[PROBLEM DESCRIPTION]:
The data must be returned exactly. No line may be left out.

[Items listed in a dataset]
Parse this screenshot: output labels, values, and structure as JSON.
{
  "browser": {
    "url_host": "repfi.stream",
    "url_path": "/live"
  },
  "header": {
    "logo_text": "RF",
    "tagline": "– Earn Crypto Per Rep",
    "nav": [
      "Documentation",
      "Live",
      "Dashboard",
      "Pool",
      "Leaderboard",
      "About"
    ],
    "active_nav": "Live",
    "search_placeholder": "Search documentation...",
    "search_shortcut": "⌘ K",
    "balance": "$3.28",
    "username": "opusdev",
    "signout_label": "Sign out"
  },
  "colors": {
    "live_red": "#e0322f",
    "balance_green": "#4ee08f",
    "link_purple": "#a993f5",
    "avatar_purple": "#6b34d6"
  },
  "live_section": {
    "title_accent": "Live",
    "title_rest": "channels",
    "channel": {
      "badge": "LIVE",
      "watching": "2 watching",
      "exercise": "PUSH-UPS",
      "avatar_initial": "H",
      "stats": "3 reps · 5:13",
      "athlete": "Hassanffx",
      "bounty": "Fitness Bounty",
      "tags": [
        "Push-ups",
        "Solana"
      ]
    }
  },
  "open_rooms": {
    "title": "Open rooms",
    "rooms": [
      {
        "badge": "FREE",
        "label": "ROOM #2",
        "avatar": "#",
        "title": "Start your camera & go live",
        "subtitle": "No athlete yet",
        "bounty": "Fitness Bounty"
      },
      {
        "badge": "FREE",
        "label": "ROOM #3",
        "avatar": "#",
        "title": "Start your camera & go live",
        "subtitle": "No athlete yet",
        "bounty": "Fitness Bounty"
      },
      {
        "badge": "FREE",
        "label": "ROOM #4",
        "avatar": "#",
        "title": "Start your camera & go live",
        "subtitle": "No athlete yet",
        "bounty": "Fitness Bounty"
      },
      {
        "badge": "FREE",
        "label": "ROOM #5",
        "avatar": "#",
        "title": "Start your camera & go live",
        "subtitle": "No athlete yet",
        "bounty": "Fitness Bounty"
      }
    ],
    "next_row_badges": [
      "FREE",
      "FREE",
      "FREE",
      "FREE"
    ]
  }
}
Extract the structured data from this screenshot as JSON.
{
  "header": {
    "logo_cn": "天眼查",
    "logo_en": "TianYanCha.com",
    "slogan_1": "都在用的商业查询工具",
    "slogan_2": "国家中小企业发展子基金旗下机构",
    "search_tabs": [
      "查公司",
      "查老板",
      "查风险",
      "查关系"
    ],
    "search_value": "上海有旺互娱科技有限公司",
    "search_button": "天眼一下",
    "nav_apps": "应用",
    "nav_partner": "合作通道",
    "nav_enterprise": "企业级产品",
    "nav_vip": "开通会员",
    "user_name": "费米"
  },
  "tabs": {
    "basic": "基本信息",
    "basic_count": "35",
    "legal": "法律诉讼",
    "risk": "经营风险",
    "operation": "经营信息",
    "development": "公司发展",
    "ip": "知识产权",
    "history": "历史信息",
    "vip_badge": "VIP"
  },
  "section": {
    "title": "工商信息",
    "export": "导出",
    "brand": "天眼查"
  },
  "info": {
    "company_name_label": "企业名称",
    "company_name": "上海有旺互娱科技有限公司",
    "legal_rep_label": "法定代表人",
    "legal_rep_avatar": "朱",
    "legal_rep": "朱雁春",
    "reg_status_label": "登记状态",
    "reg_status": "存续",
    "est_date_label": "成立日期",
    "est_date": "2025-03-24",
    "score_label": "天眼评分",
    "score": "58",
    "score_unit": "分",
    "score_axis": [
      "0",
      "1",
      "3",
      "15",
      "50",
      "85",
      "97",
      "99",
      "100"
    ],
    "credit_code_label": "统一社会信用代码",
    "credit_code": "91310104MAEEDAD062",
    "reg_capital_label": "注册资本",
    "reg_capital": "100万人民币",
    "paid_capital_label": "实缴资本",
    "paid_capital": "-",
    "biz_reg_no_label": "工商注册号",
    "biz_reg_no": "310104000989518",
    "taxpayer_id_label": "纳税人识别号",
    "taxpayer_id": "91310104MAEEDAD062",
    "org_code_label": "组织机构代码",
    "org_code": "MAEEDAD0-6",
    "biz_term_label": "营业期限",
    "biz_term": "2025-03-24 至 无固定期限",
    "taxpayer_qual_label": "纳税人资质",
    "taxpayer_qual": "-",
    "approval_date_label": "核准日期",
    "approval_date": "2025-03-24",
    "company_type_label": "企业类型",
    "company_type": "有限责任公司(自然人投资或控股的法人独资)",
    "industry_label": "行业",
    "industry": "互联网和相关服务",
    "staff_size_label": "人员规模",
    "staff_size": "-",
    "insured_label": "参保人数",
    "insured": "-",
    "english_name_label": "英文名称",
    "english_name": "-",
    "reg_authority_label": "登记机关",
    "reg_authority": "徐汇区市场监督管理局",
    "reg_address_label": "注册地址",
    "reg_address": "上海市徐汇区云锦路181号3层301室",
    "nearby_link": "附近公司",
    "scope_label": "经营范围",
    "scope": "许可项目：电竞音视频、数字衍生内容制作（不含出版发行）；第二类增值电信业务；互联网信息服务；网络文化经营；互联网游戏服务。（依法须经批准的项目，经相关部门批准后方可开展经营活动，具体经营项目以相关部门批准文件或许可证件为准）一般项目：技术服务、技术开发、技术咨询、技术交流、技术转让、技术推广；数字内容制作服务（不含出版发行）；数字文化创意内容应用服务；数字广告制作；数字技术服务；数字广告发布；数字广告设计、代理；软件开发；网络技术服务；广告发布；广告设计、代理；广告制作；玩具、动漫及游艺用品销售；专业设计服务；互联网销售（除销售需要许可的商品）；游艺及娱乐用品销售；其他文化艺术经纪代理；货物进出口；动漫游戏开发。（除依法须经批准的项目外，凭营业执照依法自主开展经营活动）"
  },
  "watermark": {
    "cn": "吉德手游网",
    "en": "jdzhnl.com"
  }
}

[SOLUTION TO THIS TASK]:
Parse this screenshot: output labels, values, and structure as JSON.
{
  "browser": {
    "url_host": "repfi.stream",
    "url_path": "/live"
  },
  "header": {
    "logo_text": "RF",
    "tagline": "– Earn Crypto Per Rep",
    "nav": [
      "Documentation",
      "Live",
      "Dashboard",
      "Pool",
      "Leaderboard",
      "About"
    ],
    "active_nav": "Live",
    "search_placeholder": "Search documentation...",
    "search_shortcut": "⌘ K",
    "balance": "$3.28",
    "username": "opusdev",
    "signout_label": "Sign out"
  },
  "colors": {
    "live_red": "#e0322f",
    "balance_green": "#4ee08f",
    "link_purple": "#a993f5",
    "avatar_purple": "#6b34d6"
  },
  "live_section": {
    "title_accent": "Live",
    "title_rest": "channels",
    "channel": {
      "badge": "LIVE",
      "watching": "2 watching",
      "exercise": "PUSH-UPS",
      "avatar_initial": "H",
      "stats": "3 reps · 5:13",
      "athlete": "Hassanffx",
      "bounty": "Fitness Bounty",
      "tags": [
        "Push-ups",
        "Solana"
      ]
    }
  },
  "open_rooms": {
    "title": "Open rooms",
    "rooms": [
      {
        "badge": "FREE",
        "label": "ROOM #2",
        "avatar": "#",
        "title": "Start your camera & go live",
        "subtitle": "No athlete yet",
        "bounty": "Fitness Bounty"
      },
      {
        "badge": "FREE",
        "label": "ROOM #3",
        "avatar": "#",
        "title": "Start your camera & go live",
        "subtitle": "No athlete yet",
        "bounty": "Fitness Bounty"
      },
      {
        "badge": "FREE",
        "label": "ROOM #4",
        "avatar": "#",
        "title": "Start your camera & go live",
        "subtitle": "No athlete yet",
        "bounty": "Fitness Bounty"
      },
      {
        "badge": "FREE",
        "label": "ROOM #5",
        "avatar": "#",
        "title": "Start your camera & go live",
        "subtitle": "No athlete yet",
        "bounty": "Fitness Bounty"
      }
    ],
    "next_row_badges": [
      "FREE",
      "FREE",
      "FREE",
      "FREE"
    ]
  }
}
Extract the structured data from this screenshot as JSON.
{
  "header": {
    "logo_cn": "天眼查",
    "logo_en": "TianYanCha.com",
    "slogan_1": "都在用的商业查询工具",
    "slogan_2": "国家中小企业发展子基金旗下机构",
    "search_tabs": [
      "查公司",
      "查老板",
      "查风险",
      "查关系"
    ],
    "search_value": "上海有旺互娱科技有限公司",
    "search_button": "天眼一下",
    "nav_apps": "应用",
    "nav_partner": "合作通道",
    "nav_enterprise": "企业级产品",
    "nav_vip": "开通会员",
    "user_name": "费米"
  },
  "tabs": {
    "basic": "基本信息",
    "basic_count": "35",
    "legal": "法律诉讼",
    "risk": "经营风险",
    "operation": "经营信息",
    "development": "公司发展",
    "ip": "知识产权",
    "history": "历史信息",
    "vip_badge": "VIP"
  },
  "section": {
    "title": "工商信息",
    "export": "导出",
    "brand": "天眼查"
  },
  "info": {
    "company_name_label": "企业名称",
    "company_name": "上海有旺互娱科技有限公司",
    "legal_rep_label": "法定代表人",
    "legal_rep_avatar": "朱",
    "legal_rep": "朱雁春",
    "reg_status_label": "登记状态",
    "reg_status": "存续",
    "est_date_label": "成立日期",
    "est_date": "2025-03-24",
    "score_label": "天眼评分",
    "score": "58",
    "score_unit": "分",
    "score_axis": [
      "0",
      "1",
      "3",
      "15",
      "50",
      "85",
      "97",
      "99",
      "100"
    ],
    "credit_code_label": "统一社会信用代码",
    "credit_code": "91310104MAEEDAD062",
    "reg_capital_label": "注册资本",
    "reg_capital": "100万人民币",
    "paid_capital_label": "实缴资本",
    "paid_capital": "-",
    "biz_reg_no_label": "工商注册号",
    "biz_reg_no": "310104000989518",
    "taxpayer_id_label": "纳税人识别号",
    "taxpayer_id": "91310104MAEEDAD062",
    "org_code_label": "组织机构代码",
    "org_code": "MAEEDAD0-6",
    "biz_term_label": "营业期限",
    "biz_term": "2025-03-24 至 无固定期限",
    "taxpayer_qual_label": "纳税人资质",
    "taxpayer_qual": "-",
    "approval_date_label": "核准日期",
    "approval_date": "2025-03-24",
    "company_type_label": "企业类型",
    "company_type": "有限责任公司(自然人投资或控股的法人独资)",
    "industry_label": "行业",
    "industry": "互联网和相关服务",
    "staff_size_label": "人员规模",
    "staff_size": "-",
    "insured_label": "参保人数",
    "insured": "-",
    "english_name_label": "英文名称",
    "english_name": "-",
    "reg_authority_label": "登记机关",
    "reg_authority": "徐汇区市场监督管理局",
    "reg_address_label": "注册地址",
    "reg_address": "上海市徐汇区云锦路181号3层301室",
    "nearby_link": "附近公司",
    "scope_label": "经营范围",
    "scope": "许可项目：电竞音视频、数字衍生内容制作（不含出版发行）；第二类增值电信业务；互联网信息服务；网络文化经营；互联网游戏服务。（依法须经批准的项目，经相关部门批准后方可开展经营活动，具体经营项目以相关部门批准文件或许可证件为准）一般项目：技术服务、技术开发、技术咨询、技术交流、技术转让、技术推广；数字内容制作服务（不含出版发行）；数字文化创意内容应用服务；数字广告制作；数字技术服务；数字广告发布；数字广告设计、代理；软件开发；网络技术服务；广告发布；广告设计、代理；广告制作；玩具、动漫及游艺用品销售；专业设计服务；互联网销售（除销售需要许可的商品）；游艺及娱乐用品销售；其他文化艺术经纪代理；货物进出口；动漫游戏开发。（除依法须经批准的项目外，凭营业执照依法自主开展经营活动）"
  },
  "watermark": {
    "cn": "吉德手游网",
    "en": "jdzhnl.com"
  }
}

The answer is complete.